**TASK DIRECTIONS:** Across the records below, how many lines contain the string "Data"? Give the number by itself.

======== ENTRIES SHOWN

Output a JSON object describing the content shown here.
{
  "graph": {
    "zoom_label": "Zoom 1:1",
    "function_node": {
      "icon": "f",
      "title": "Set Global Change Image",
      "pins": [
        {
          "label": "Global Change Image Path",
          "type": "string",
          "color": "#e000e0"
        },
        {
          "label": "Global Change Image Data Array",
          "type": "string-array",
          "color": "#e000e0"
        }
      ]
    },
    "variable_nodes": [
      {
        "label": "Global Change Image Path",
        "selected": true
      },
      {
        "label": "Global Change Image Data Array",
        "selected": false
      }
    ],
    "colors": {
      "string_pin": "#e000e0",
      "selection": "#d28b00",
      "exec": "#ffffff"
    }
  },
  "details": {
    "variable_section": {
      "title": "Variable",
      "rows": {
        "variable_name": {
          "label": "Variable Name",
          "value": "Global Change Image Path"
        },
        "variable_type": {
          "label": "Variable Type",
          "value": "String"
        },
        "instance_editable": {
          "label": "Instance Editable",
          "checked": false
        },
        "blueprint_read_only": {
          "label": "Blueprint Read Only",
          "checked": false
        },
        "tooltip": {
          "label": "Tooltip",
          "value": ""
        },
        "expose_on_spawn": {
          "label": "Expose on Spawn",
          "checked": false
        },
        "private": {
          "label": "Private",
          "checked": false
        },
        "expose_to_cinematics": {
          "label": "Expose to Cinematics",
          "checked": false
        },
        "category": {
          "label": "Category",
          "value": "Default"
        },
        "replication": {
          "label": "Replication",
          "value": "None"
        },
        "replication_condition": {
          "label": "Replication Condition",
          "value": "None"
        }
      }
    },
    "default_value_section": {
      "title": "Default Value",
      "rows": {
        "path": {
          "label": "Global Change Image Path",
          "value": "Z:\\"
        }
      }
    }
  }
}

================

**TASK RESPONSE:** 2